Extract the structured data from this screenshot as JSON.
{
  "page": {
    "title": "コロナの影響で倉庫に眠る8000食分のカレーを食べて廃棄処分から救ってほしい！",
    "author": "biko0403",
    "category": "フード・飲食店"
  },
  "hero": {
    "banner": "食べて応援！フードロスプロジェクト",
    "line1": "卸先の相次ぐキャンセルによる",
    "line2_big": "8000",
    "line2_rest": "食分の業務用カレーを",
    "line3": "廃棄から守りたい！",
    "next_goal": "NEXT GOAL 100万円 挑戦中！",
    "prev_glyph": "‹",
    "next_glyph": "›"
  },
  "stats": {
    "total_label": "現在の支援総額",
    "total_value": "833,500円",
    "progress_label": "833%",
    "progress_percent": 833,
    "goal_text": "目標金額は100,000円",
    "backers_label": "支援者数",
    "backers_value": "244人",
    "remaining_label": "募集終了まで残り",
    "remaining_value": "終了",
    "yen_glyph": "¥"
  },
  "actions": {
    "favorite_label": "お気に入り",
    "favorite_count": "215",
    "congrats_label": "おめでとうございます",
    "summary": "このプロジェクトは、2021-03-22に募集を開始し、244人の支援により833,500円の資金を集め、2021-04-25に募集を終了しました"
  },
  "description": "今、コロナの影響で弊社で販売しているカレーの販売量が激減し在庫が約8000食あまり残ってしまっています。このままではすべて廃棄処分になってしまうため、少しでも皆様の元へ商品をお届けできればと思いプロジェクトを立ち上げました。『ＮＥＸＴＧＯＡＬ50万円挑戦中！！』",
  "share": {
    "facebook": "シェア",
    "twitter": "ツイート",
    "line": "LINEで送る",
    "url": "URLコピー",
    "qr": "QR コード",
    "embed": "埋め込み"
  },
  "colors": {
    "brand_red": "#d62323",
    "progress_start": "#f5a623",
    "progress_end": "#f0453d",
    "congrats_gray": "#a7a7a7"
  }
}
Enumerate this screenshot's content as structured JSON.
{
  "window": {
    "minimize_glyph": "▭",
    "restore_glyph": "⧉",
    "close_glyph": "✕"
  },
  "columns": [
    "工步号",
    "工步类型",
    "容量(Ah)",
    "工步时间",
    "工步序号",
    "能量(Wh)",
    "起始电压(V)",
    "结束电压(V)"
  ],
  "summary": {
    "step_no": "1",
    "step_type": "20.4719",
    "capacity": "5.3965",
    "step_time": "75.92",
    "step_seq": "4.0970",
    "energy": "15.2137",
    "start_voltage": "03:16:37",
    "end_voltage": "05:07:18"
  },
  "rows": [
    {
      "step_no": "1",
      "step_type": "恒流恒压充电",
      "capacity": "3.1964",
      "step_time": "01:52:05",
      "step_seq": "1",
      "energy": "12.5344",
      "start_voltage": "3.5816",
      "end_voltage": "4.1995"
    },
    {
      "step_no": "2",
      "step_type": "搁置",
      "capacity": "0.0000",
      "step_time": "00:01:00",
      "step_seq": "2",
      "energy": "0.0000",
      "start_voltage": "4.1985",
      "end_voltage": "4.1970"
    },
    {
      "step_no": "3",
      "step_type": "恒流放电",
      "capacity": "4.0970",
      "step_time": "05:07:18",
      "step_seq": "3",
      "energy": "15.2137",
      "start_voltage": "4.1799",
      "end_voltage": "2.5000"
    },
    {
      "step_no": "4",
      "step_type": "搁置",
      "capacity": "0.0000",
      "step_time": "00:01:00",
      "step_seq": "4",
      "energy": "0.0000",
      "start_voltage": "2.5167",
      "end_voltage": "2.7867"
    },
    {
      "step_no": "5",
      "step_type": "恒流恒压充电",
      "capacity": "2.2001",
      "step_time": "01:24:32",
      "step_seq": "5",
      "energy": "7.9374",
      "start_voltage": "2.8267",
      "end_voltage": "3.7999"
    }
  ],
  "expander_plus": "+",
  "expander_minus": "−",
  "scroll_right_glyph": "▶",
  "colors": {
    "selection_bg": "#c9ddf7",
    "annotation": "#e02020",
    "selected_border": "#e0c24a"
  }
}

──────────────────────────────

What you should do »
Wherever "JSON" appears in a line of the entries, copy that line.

Expected answer »
Extract the structured data from this screenshot as JSON.
Enumerate this screenshot's content as structured JSON.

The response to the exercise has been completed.